Zambia's diverse mineral endowment is entirely a function of the variety of geological terrains and the multiplicity of thermal and tectonic events that have overprinted and shaped these terrains.
The resulting geological domain search have specific metallogenic characteristics in terms of known mineral occurrences that can be successfully utilized to direct further exploration. Equally important, the understanding of the processes that formed these domains has reached a level at which lateral thinking and conceptual modeling can be used to generate important new exploration targets.
Geology of Zambia
The complex geology and multiplicity of techno-thermal events reflects Zambia's somewhat unique position effectively sandwiched between the Kasai, Zimbabwe - Kaapvall and Tanzania cratons. Differential movements between these stable blocks, together with their buttressing effects, have played an important role in the geological evolution of the country and hence in the genesis of the country's mineral and energy resources.
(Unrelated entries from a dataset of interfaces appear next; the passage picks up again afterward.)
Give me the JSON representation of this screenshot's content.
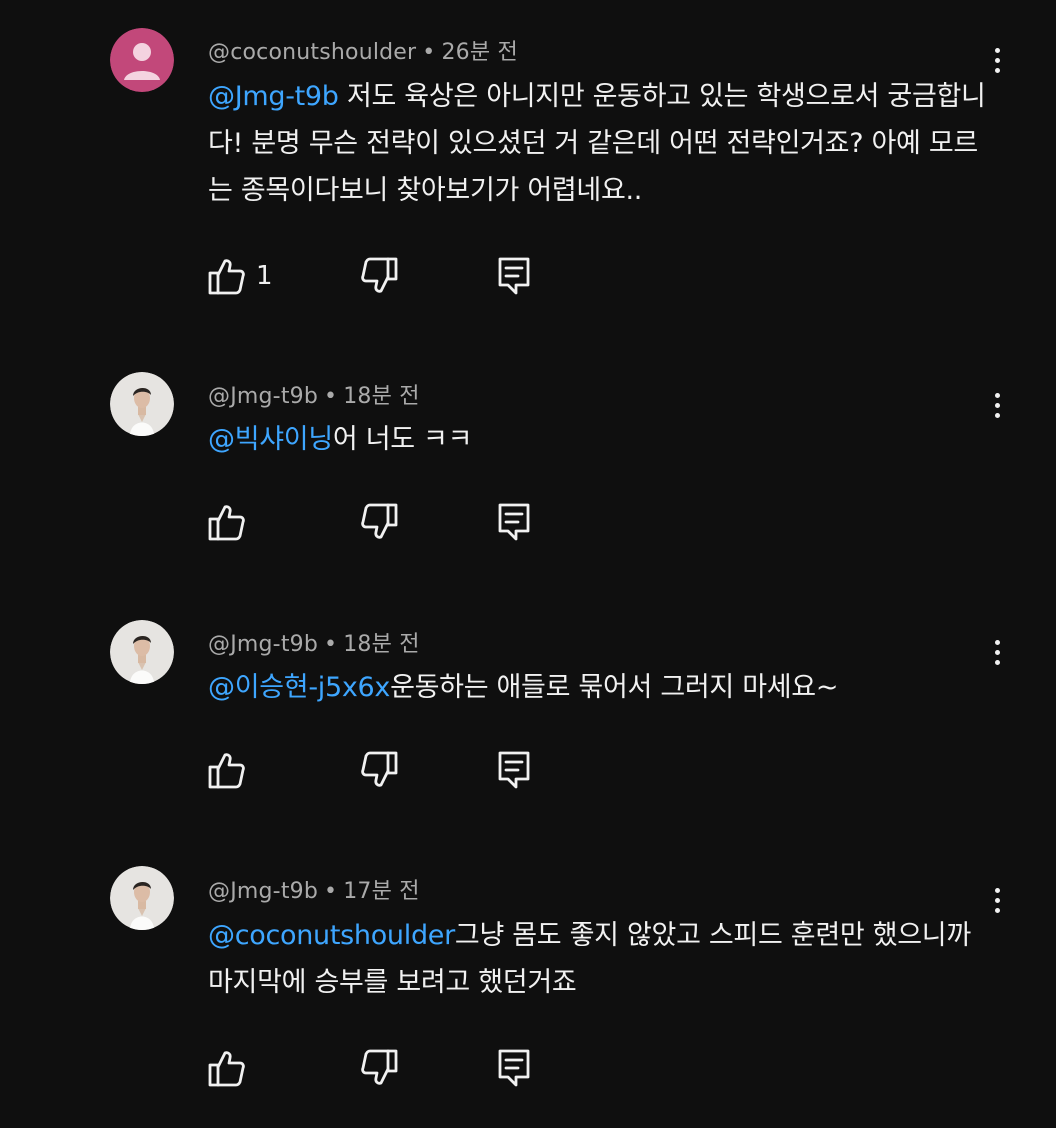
{
  "comments": [
    {
      "author": "@coconutshoulder",
      "dot": "•",
      "time": "26분 전",
      "mention": "@Jmg-t9b",
      "text": " 저도 육상은 아니지만 운동하고 있는 학생으로서 궁금합니다! 분명 무슨 전략이 있으셨던 거 같은데 어떤 전략인거죠? 아예 모르는 종목이다보니 찾아보기가 어렵네요..",
      "likes": "1",
      "avatar": "default-person-avatar-pink"
    },
    {
      "author": "@Jmg-t9b",
      "dot": "•",
      "time": "18분 전",
      "mention": "@빅샤이닝",
      "text": "어 너도 ㅋㅋ",
      "likes": "",
      "avatar": "profile-photo-man-white-shirt"
    },
    {
      "author": "@Jmg-t9b",
      "dot": "•",
      "time": "18분 전",
      "mention": "@이승현-j5x6x",
      "text": "운동하는 애들로 묶어서 그러지 마세요~",
      "likes": "",
      "avatar": "profile-photo-man-white-shirt"
    },
    {
      "author": "@Jmg-t9b",
      "dot": "•",
      "time": "17분 전",
      "mention": "@coconutshoulder",
      "text": "그냥 몸도 좋지 않았고 스피드 훈련만 했으니까 마지막에 승부를 보려고 했던거죠",
      "likes": "",
      "avatar": "profile-photo-man-white-shirt"
    }
  ],
  "icons": {
    "like": "thumbs-up-icon",
    "dislike": "thumbs-down-icon",
    "reply": "reply-comment-icon",
    "more": "more-vert-icon"
  },
  "colors": {
    "background": "#0f0f0f",
    "text": "#f1f1f1",
    "meta": "#aaaaaa",
    "mention": "#3ea6ff",
    "avatar_default": "#c2487a"
  }
}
The oldest succession of rocks in the country, the basement supergroup, consists mostly of granitic gneissis and migmatites which are evident throughout eastern, central and southern Zambia, in places in-folded with meta-carbonate, meta-quartzite and meta-pelite units. The super group rocks are mostly younger than 2050 ma but the Lutembwe River granulite near Chipata has been dated at c.3000 Ma. Granite, granite gneiss, migmatites and amphoblolites, believed to belong mostly to the basement supergroup, also outcrop in the structurally elevated Kafue Anticline and Domes of the Copperbelt and north-western Zambia.
The overlying meta-sedimentary Muva Supergroup generally exhibits a tectonized contact with the basement sequences. In central and eastern Zambia the sequence of meta-pelites and meta-quartzites is commonly infolded and even imbricated with the basement rocks, the two sequences being later folded to form the core of the Irumide Belt extending north-eastwards from Kabwe to Mpika, also forming a major component of the Zambezi Belt south and east of Lusaka. Within the Bangweulu Block of northern Zambia the sedimentary sequences is very different, comprising a lower 5000m thick succession of continental sediments (rudites, arenites, quartzites and argillites) - the Mporokoso Group, overlain by quartzites, hematitic sandstones, mudstones and minor conglomerates of the Kasama Formation which ranges in thickness from from c.100m over the Bangweulu Block to 3500m southwards into the Irumide Belt.